Educators often talk about discipline as a choice between rules and autonomy, systems and freedom, “tight” and “loose”—as if they have only two choices: either build elaborate behavior systems like the Bench or let students roam free. At Rise, changing the way the school exerted control by no means meant letting go of it. In fact, it was the opposite. Just as Ruth Heaton and Sylvia Rundquist had found at the Spartan Village school, giving students more independence meant the teachers had to do more work, building more intricate systems with more deliberate supports—the stuff teachers call “scaffolding.” They weren’t less strict. They just changed the point of intervention. Instead of building a million rules to prevent misbehavior from happening in the first place, they loosened up at the start—only to erect ever more elaborate responses when, inevitably, students crossed a line.

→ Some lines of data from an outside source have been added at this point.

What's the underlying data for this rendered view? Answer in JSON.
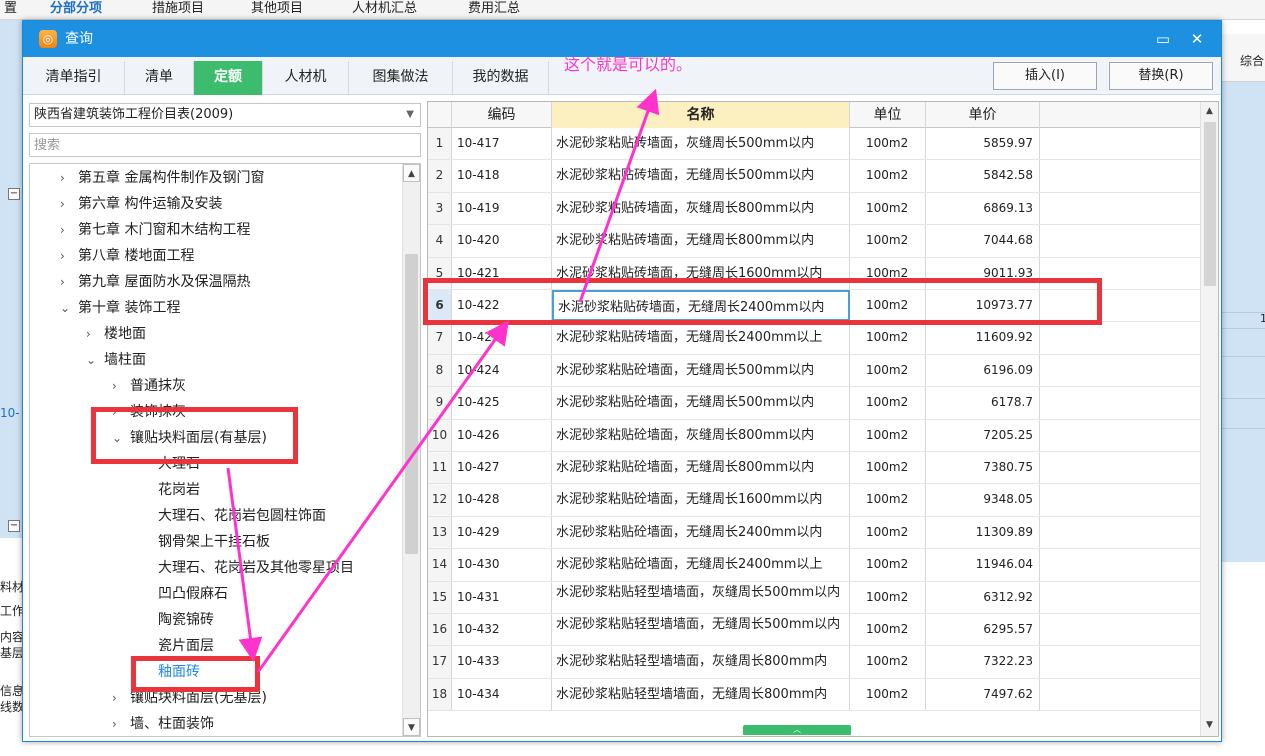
{
  "background": {
    "tabs": [
      "置",
      "分部分项",
      "措施项目",
      "其他项目",
      "人材机汇总",
      "费用汇总"
    ],
    "active_tab": "分部分项",
    "right_header": "综合",
    "left_labels": [
      "10-",
      "料材",
      "工作",
      "内容",
      "基层",
      "信息",
      "线数"
    ],
    "right_value": "1"
  },
  "dialog": {
    "title": "查询",
    "title_icon": "query-icon",
    "minimize_glyph": "▭",
    "close_glyph": "✕",
    "tabs": [
      "清单指引",
      "清单",
      "定额",
      "人材机",
      "图集做法",
      "我的数据"
    ],
    "active_tab": "定额",
    "insert_button": "插入(I)",
    "replace_button": "替换(R)",
    "note": "这个就是可以的。",
    "library": "陕西省建筑装饰工程价目表(2009)",
    "search_placeholder": "搜索",
    "tree": [
      {
        "label": "第五章 金属构件制作及钢门窗",
        "chev": "›"
      },
      {
        "label": "第六章 构件运输及安装",
        "chev": "›"
      },
      {
        "label": "第七章 木门窗和木结构工程",
        "chev": "›"
      },
      {
        "label": "第八章 楼地面工程",
        "chev": "›"
      },
      {
        "label": "第九章 屋面防水及保温隔热",
        "chev": "›"
      },
      {
        "label": "第十章 装饰工程",
        "chev": "⌄"
      },
      {
        "label": "楼地面",
        "chev": "›"
      },
      {
        "label": "墙柱面",
        "chev": "⌄"
      },
      {
        "label": "普通抹灰",
        "chev": "›"
      },
      {
        "label": "装饰抹灰",
        "chev": "›"
      },
      {
        "label": "镶贴块料面层(有基层)",
        "chev": "⌄"
      },
      {
        "label": "大理石",
        "chev": ""
      },
      {
        "label": "花岗岩",
        "chev": ""
      },
      {
        "label": "大理石、花岗岩包圆柱饰面",
        "chev": ""
      },
      {
        "label": "钢骨架上干挂石板",
        "chev": ""
      },
      {
        "label": "大理石、花岗岩及其他零星项目",
        "chev": ""
      },
      {
        "label": "凹凸假麻石",
        "chev": ""
      },
      {
        "label": "陶瓷锦砖",
        "chev": ""
      },
      {
        "label": "瓷片面层",
        "chev": ""
      },
      {
        "label": "釉面砖",
        "chev": ""
      },
      {
        "label": "镶贴块料面层(无基层)",
        "chev": "›"
      },
      {
        "label": "墙、柱面装饰",
        "chev": "›"
      }
    ],
    "selected_tree_item": "釉面砖",
    "columns": {
      "code": "编码",
      "name": "名称",
      "unit": "单位",
      "price": "单价"
    },
    "rows": [
      {
        "idx": "1",
        "code": "10-417",
        "name": "水泥砂浆粘贴砖墙面，灰缝周长500mm以内",
        "unit": "100m2",
        "price": "5859.97"
      },
      {
        "idx": "2",
        "code": "10-418",
        "name": "水泥砂浆粘贴砖墙面，无缝周长500mm以内",
        "unit": "100m2",
        "price": "5842.58"
      },
      {
        "idx": "3",
        "code": "10-419",
        "name": "水泥砂浆粘贴砖墙面，灰缝周长800mm以内",
        "unit": "100m2",
        "price": "6869.13"
      },
      {
        "idx": "4",
        "code": "10-420",
        "name": "水泥砂浆粘贴砖墙面，无缝周长800mm以内",
        "unit": "100m2",
        "price": "7044.68"
      },
      {
        "idx": "5",
        "code": "10-421",
        "name": "水泥砂浆粘贴砖墙面，无缝周长1600mm以内",
        "unit": "100m2",
        "price": "9011.93"
      },
      {
        "idx": "6",
        "code": "10-422",
        "name": "水泥砂浆粘贴砖墙面，无缝周长2400mm以内",
        "unit": "100m2",
        "price": "10973.77"
      },
      {
        "idx": "7",
        "code": "10-423",
        "name": "水泥砂浆粘贴砖墙面，无缝周长2400mm以上",
        "unit": "100m2",
        "price": "11609.92"
      },
      {
        "idx": "8",
        "code": "10-424",
        "name": "水泥砂浆粘贴砼墙面，无缝周长500mm以内",
        "unit": "100m2",
        "price": "6196.09"
      },
      {
        "idx": "9",
        "code": "10-425",
        "name": "水泥砂浆粘贴砼墙面，无缝周长500mm以内",
        "unit": "100m2",
        "price": "6178.7"
      },
      {
        "idx": "10",
        "code": "10-426",
        "name": "水泥砂浆粘贴砼墙面，灰缝周长800mm以内",
        "unit": "100m2",
        "price": "7205.25"
      },
      {
        "idx": "11",
        "code": "10-427",
        "name": "水泥砂浆粘贴砼墙面，无缝周长800mm以内",
        "unit": "100m2",
        "price": "7380.75"
      },
      {
        "idx": "12",
        "code": "10-428",
        "name": "水泥砂浆粘贴砼墙面，无缝周长1600mm以内",
        "unit": "100m2",
        "price": "9348.05"
      },
      {
        "idx": "13",
        "code": "10-429",
        "name": "水泥砂浆粘贴砼墙面，无缝周长2400mm以内",
        "unit": "100m2",
        "price": "11309.89"
      },
      {
        "idx": "14",
        "code": "10-430",
        "name": "水泥砂浆粘贴砼墙面，无缝周长2400mm以上",
        "unit": "100m2",
        "price": "11946.04"
      },
      {
        "idx": "15",
        "code": "10-431",
        "name": "水泥砂浆粘贴轻型墙墙面，灰缝周长500mm以内",
        "unit": "100m2",
        "price": "6312.92"
      },
      {
        "idx": "16",
        "code": "10-432",
        "name": "水泥砂浆粘贴轻型墙墙面，无缝周长500mm以内",
        "unit": "100m2",
        "price": "6295.57"
      },
      {
        "idx": "17",
        "code": "10-433",
        "name": "水泥砂浆粘贴轻型墙墙面，灰缝周长800mm内",
        "unit": "100m2",
        "price": "7322.23"
      },
      {
        "idx": "18",
        "code": "10-434",
        "name": "水泥砂浆粘贴轻型墙墙面，无缝周长800mm内",
        "unit": "100m2",
        "price": "7497.62"
      }
    ],
    "current_row": "6"
  },
  "colors": {
    "title_bar": "#1e90e0",
    "active_tab": "#3cbc6c",
    "annotation_arrow": "#ff33cc",
    "annotation_box": "#e8343a",
    "name_header": "#fcefc0"
  }
}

In addition to culture conversations, teachers increasingly sought outside help. As Paul Tough explains in How Children Succeed, a combination of research in economics, psychology, and neuroscience has shown that the students targeted by charter schools—the children of families suffering from multigenerational poverty and a history of racism—face more challenges than their more affluent white peers face. Even the best teachers often needed the help of psychologists and other professionals for students who continued to struggle.
Sometimes teachers used more specialized approaches. “Does it make sense for one fifth-grader to bring up a concern about another fifth-grader in front of thirty kids?” says Mariel Elguero, one of the school’s founding teachers, who became dean of instruction. “Maybe in some contexts, yes, and maybe in some contexts, no. Maybe what would actually make sense is if we got those two kids together and they sat in the corner by themselves, and we gave them tools, and they figured it out.”
The more complex approach did not solve all behavior problems, not even close. Although Rise was religious in its refusal never to ask a student to leave (a policy the school did not share with all other charter schools, or all district schools for that matter), every teacher could still rattle off a list of the students who made the decision themselves, resisting Rise’s considerable efforts to change their minds: Aisha, who twice had to be taken from the school in an ambulance and once threatened to kill both of her parents in the school’s main office; Deon, who missed two months of school one year and failed all of his classes; Abdul, the best basketball player ever to attend Rise, but a struggling student whose mother refused to let him repeat a grade. Some days, even after Jamal’s turning point, it was hard not to worry that he would fall down the same path. “We have a lot, a lot of kids that it doesn’t work for,” Drew (Martin, the principal) says. “We don’t have an answer. We just hold on as long as we possibly can.”
Excerpted from Building A Better Teacher: How Teaching Works (And How To Teach It to Everyone) by Elizabeth Green. Copyright © 2014 by Elizabeth Green. With permission of the publisher, W. W. Norton & Company, Inc. All rights reserved.